Let’s take a look a little closer at the industries in which these jobs are positioned:
Most Promising Industries for Medical and Health Services Management
- General Medical and Surgical Hospitals
- Number of Jobs – 125,230
- Average Annual Salary – $124,180
- Hourly equivalent – $59.70
- Offices of Physicians
- Number of Jobs – 48,780
- Average Annual Salary – $108,750
- Hourly equivalent – $52.28
- Outpatient Care Centers
- Number of Jobs – 28,170
- Average Annual Salary – $110,530
- Hourly equivalent – $53.14
- Nursing Care Facilities (Skilled Nursing Facilities)
- Number of Jobs – 25,780
- Average Annual Salary – $97,300
- Hourly equivalent – $46.78
- Home Health Care Services
- Number of Jobs – 21,190
- Average Annual Salary – $97,560
- Hourly equivalent – $46.90
One thing to note here is that pursuing jobs in the right location is nearly as important–and arguably more important–than the specifics of one’s education (to an extent of course: bachelor’s degrees are typically universally required for entry-level positions).
With that in mind, let’s look at the states with the largest job markets for Health and Medical Services Managers. Because the states with the largest job markets don’t always offer the best compensation opportunities:
Health and Medical Services Manager Employment by State
- Number of Jobs – 36,940
- Average Annual Salary – $133,040
- Hourly equivalent – $63.96
- Number of Jobs – 33,320
- Average Annual Salary – $107,880
- Hourly equivalent – $51.87
- New York
- Number of Jobs – 25,740
- Average Annual Salary – $147,000
- Hourly equivalent – $70.67
- Number of Jobs – 17,330
- Average Annual Salary – $98,560
- Hourly equivalent – $47.39 17,330
- Number of Jobs – 15,810
- Average Annual Salary – $132,960
- Hourly equivalent – $63.92
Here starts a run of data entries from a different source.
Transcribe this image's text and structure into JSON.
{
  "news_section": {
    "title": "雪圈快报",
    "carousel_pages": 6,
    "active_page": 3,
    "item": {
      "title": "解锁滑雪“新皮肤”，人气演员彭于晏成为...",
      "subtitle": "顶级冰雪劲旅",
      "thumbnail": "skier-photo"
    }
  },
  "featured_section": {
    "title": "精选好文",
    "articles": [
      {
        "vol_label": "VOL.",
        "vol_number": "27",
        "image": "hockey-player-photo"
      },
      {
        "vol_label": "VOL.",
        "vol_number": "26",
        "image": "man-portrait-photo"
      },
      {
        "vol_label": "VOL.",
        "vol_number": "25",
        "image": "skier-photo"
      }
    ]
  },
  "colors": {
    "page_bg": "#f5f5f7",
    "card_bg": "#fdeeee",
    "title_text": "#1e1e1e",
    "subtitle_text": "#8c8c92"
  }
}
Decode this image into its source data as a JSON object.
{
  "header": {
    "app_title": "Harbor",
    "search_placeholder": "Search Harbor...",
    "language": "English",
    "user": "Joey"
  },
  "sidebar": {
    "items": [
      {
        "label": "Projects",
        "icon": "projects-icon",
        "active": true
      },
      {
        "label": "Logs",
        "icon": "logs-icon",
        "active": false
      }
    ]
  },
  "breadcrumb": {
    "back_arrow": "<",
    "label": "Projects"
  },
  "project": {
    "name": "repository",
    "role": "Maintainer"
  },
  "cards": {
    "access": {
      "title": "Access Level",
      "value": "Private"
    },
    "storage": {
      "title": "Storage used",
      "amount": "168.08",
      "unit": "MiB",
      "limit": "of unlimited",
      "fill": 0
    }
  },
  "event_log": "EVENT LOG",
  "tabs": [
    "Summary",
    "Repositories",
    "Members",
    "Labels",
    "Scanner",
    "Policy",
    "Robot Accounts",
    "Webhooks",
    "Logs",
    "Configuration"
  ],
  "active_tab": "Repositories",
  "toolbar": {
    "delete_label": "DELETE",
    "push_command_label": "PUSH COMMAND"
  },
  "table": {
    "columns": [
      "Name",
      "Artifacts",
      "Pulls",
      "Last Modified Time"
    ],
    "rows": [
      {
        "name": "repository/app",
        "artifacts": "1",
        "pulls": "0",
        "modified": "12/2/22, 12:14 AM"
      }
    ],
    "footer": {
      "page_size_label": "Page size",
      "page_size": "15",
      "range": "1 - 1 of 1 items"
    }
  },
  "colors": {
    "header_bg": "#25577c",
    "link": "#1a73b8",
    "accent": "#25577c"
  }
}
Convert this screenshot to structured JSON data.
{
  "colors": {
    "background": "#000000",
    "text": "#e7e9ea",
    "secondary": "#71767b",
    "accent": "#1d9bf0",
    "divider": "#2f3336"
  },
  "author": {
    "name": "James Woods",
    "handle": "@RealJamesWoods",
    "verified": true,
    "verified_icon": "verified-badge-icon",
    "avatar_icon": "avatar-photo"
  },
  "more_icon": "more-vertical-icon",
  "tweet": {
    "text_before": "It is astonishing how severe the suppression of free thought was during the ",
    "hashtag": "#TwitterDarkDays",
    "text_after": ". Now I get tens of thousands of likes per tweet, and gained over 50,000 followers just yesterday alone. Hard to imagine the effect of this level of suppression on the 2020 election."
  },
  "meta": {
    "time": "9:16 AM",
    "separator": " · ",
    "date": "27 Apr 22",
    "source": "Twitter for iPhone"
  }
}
Armed with the information in this guide, you should be ready to make the best of your education and you should have a good idea of which sector of the market you want to enter–and better yet, where and how to target those positions for maximum returns.